  2. I don’t have a bucket list, but I suppose I am not as ferociously opposed to them in theory as you seem to be. I agree that moving through life solely fixated on ticking items off a list is perhaps not the most rewarding way to live (though I do love a good list & crossing things off of it!) as it can put artificial blinders on you. But, I think a lot of people drift through life without really contemplating the things that they are really passionate about or without trying out new activities and experiences that might completely reframe their life. To me, I suppose bucket lists can help with that and seem to be about living life to the fullest, making opportunities happen rather than just waiting for whatever comes your way. I am not sure that someone on their deathbed would feel they had failed if they had only accomplished a few things on their list, provided they had enjoyed the things they did do and perhaps without the list they might not have done anything at all!

    Post a Reply
    • I wouldn’t define my opposition as ferocious. LOL Lists are fine. It’s how you treat them that can create a problem. I have a list of things I’d love to do and places I’d love to see, but I don’t treat it as “Things I want to do before I die.” Part of my thinking comes from spending over a decade at the bedside of dying people and hearing their stories. Many of them do indeed express regret at having not fulfilled items from their bucket list, and I think that’s a shame. But, again, it’s all in the power you put behind the list or whatever.

      Post a Reply
  3. Well said and all valid points. I have a bucket list but I don’t see it as an “end all” list, rather I see it as these are things I’d like to do or places I’d like to visit but if it never happened it wouldn’t matter a damn. I figure if they never happen it’s because I was/am busy doing something else and probably enjoying myself just as much if not more.

    I think you’re right though, when the bucket list becomes too important than I can see where it would bring on a sense of loss or lack of accomplishment. It’s all about keeping in perspective. Have fun dreaming but don’t forget to live in the moment while you’re dreaming.

    Post a Reply
    • I have a list of things I’d like to do and places I’d like to see, but I treat it the same way as you mention. They are things I’m interested in, but I won’t feel unaccomplished if they don’t happen. When I’m heading to an area that happens to offer something on my list, then I consider that as a possibility.

      Post a Reply


  1. Finish the List Before Kicking the Bucket!!!! | The Maize Essaize - […] think that it leads people to focus too much on things that they haven’t done according to Talon Windwalker. He…
  2. Travel Bucket Lists – Love Them or Hate Them? - […] thinks that a bucket list can distract travelers from living in the present moment. On his blog,, he…

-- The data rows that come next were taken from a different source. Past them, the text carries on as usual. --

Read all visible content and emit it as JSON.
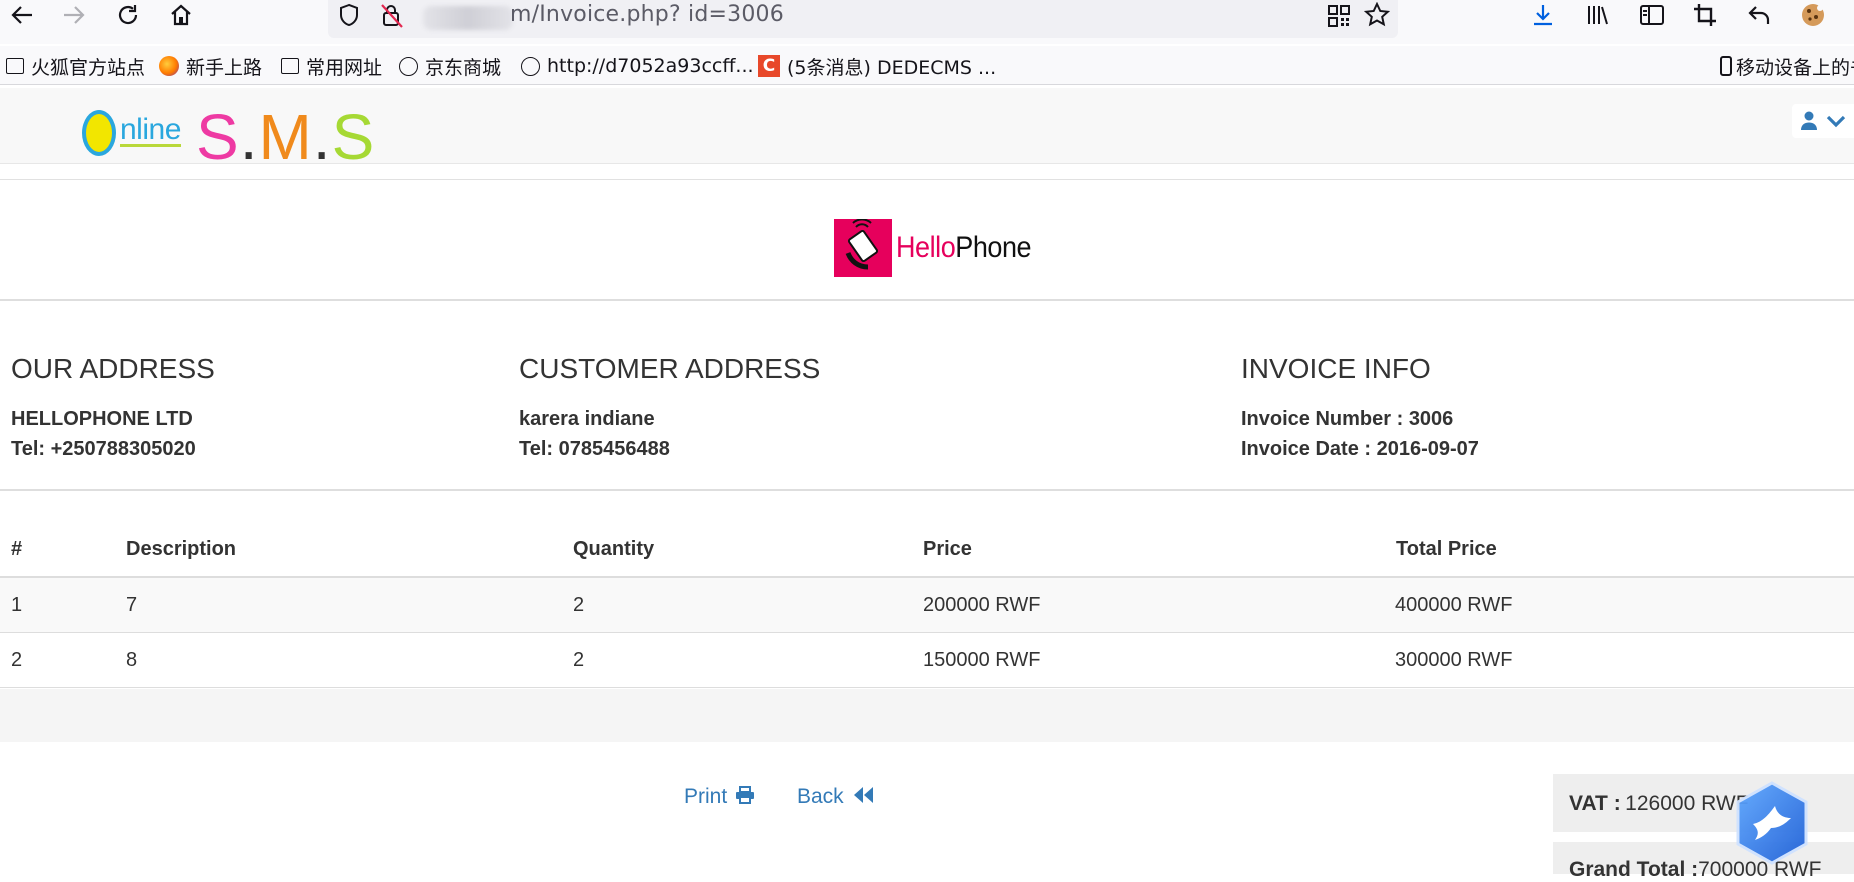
{
  "browser": {
    "url": "Invoice.php? id=3006",
    "url_prefix_visible": "m/Invoice.php? id=3006",
    "bookmarks": [
      {
        "label": "火狐官方站点",
        "icon": "folder-icon"
      },
      {
        "label": "新手上路",
        "icon": "firefox-icon"
      },
      {
        "label": "常用网址",
        "icon": "folder-icon"
      },
      {
        "label": "京东商城",
        "icon": "globe-icon"
      },
      {
        "label": "http://d7052a93ccff...",
        "icon": "globe-icon"
      },
      {
        "label": "(5条消息) DEDECMS ...",
        "icon": "csdn-icon"
      }
    ],
    "mobile_bookmarks": "移动设备上的书"
  },
  "app": {
    "logo_online_rest": "nline",
    "logo_sms": [
      "S",
      ".",
      "M",
      ".",
      "S"
    ]
  },
  "brand": {
    "hello": "Hello",
    "phone": "Phone"
  },
  "our_address": {
    "heading": "OUR ADDRESS",
    "name": "HELLOPHONE LTD",
    "tel": "Tel: +250788305020"
  },
  "customer_address": {
    "heading": "CUSTOMER ADDRESS",
    "name": "karera indiane",
    "tel": "Tel: 0785456488"
  },
  "invoice_info": {
    "heading": "INVOICE INFO",
    "number": "Invoice Number : 3006",
    "date": "Invoice Date : 2016-09-07"
  },
  "table": {
    "headers": [
      "#",
      "Description",
      "Quantity",
      "Price",
      "Total Price"
    ],
    "rows": [
      [
        "1",
        "7",
        "2",
        "200000 RWF",
        "400000 RWF"
      ],
      [
        "2",
        "8",
        "2",
        "150000 RWF",
        "300000 RWF"
      ]
    ]
  },
  "actions": {
    "print": "Print",
    "back": "Back"
  },
  "summary": {
    "vat_label": "VAT :",
    "vat_value": "126000 RWF",
    "grand_total_label": "Grand Total :",
    "grand_total_value": "700000 RWF"
  },
  "colors": {
    "link": "#337ab7",
    "brand_pink": "#e6005c",
    "logo_blue": "#2aa7de"
  }
}
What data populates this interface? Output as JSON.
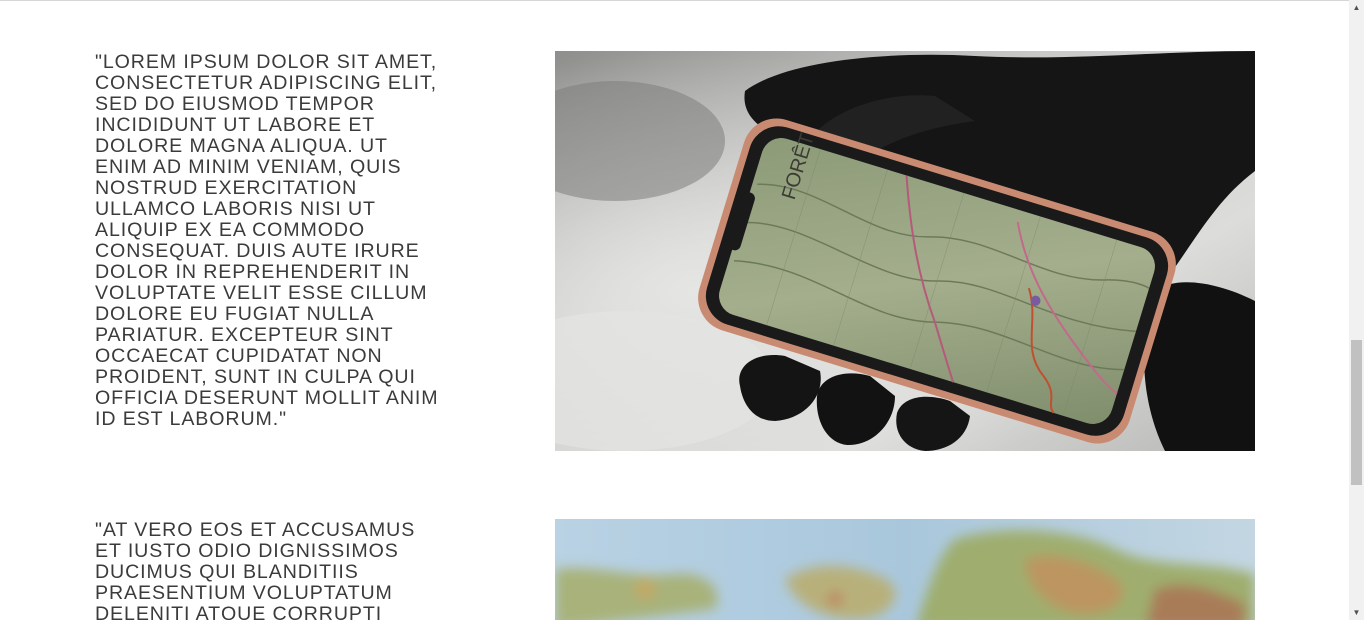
{
  "quotes": [
    {
      "text": "\"LOREM IPSUM DOLOR SIT AMET, CONSECTETUR ADIPISCING ELIT, SED DO EIUSMOD TEMPOR INCIDIDUNT UT LABORE ET DOLORE MAGNA ALIQUA. UT ENIM AD MINIM VENIAM, QUIS NOSTRUD EXERCITATION ULLAMCO LABORIS NISI UT ALIQUIP EX EA COMMODO CONSEQUAT. DUIS AUTE IRURE DOLOR IN REPREHENDERIT IN VOLUPTATE VELIT ESSE CILLUM DOLORE EU FUGIAT NULLA PARIATUR. EXCEPTEUR SINT OCCAECAT CUPIDATAT NON PROIDENT, SUNT IN CULPA QUI OFFICIA DESERUNT MOLLIT ANIM ID EST LABORUM.\"",
      "image": "gloved-hand-holding-phone-map-photo"
    },
    {
      "text": "\"AT VERO EOS ET ACCUSAMUS ET IUSTO ODIO DIGNISSIMOS DUCIMUS QUI BLANDITIIS PRAESENTIUM VOLUPTATUM DELENITI ATQUE CORRUPTI",
      "image": "blurred-world-map-photo"
    }
  ],
  "phone_map_label": "FORÊT",
  "scrollbar": {
    "up_icon": "arrow-up-icon",
    "down_icon": "arrow-down-icon"
  }
}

Submit a Comment

Your email address will not be published. Required fields are marked *